Each line of the material must be repeated precisely, with the pictures left out.

**Data shown**:
===

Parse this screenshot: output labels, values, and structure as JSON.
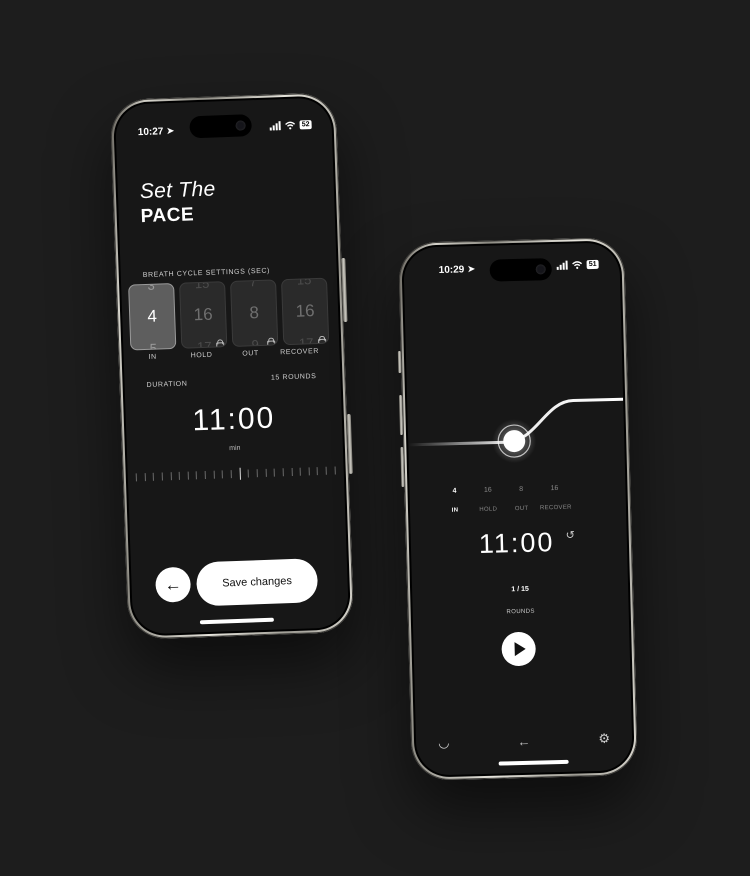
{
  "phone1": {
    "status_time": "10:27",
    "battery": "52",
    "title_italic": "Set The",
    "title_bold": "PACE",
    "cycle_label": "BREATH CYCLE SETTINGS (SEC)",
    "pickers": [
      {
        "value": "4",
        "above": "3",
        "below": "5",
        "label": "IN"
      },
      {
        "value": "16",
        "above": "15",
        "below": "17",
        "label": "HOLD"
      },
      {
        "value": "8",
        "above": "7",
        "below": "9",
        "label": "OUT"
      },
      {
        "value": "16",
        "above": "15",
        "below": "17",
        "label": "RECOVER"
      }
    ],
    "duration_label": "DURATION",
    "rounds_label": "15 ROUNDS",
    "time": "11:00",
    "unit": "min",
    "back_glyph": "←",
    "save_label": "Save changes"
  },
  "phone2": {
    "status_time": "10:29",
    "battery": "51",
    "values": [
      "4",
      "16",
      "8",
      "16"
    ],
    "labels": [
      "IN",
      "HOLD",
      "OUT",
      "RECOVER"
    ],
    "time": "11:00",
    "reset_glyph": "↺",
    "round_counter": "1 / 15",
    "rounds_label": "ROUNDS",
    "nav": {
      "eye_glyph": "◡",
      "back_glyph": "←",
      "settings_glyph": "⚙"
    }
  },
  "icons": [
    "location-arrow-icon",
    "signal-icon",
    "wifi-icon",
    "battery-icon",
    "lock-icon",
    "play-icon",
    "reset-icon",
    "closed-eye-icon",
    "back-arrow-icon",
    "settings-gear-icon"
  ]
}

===

**Exercise solution**:
Parse this screenshot: output labels, values, and structure as JSON.
{
  "phone1": {
    "status_time": "10:27",
    "battery": "52",
    "title_italic": "Set The",
    "title_bold": "PACE",
    "cycle_label": "BREATH CYCLE SETTINGS (SEC)",
    "pickers": [
      {
        "value": "4",
        "above": "3",
        "below": "5",
        "label": "IN"
      },
      {
        "value": "16",
        "above": "15",
        "below": "17",
        "label": "HOLD"
      },
      {
        "value": "8",
        "above": "7",
        "below": "9",
        "label": "OUT"
      },
      {
        "value": "16",
        "above": "15",
        "below": "17",
        "label": "RECOVER"
      }
    ],
    "duration_label": "DURATION",
    "rounds_label": "15 ROUNDS",
    "time": "11:00",
    "unit": "min",
    "back_glyph": "←",
    "save_label": "Save changes"
  },
  "phone2": {
    "status_time": "10:29",
    "battery": "51",
    "values": [
      "4",
      "16",
      "8",
      "16"
    ],
    "labels": [
      "IN",
      "HOLD",
      "OUT",
      "RECOVER"
    ],
    "time": "11:00",
    "reset_glyph": "↺",
    "round_counter": "1 / 15",
    "rounds_label": "ROUNDS",
    "nav": {
      "eye_glyph": "◡",
      "back_glyph": "←",
      "settings_glyph": "⚙"
    }
  },
  "icons": [
    "location-arrow-icon",
    "signal-icon",
    "wifi-icon",
    "battery-icon",
    "lock-icon",
    "play-icon",
    "reset-icon",
    "closed-eye-icon",
    "back-arrow-icon",
    "settings-gear-icon"
  ]
}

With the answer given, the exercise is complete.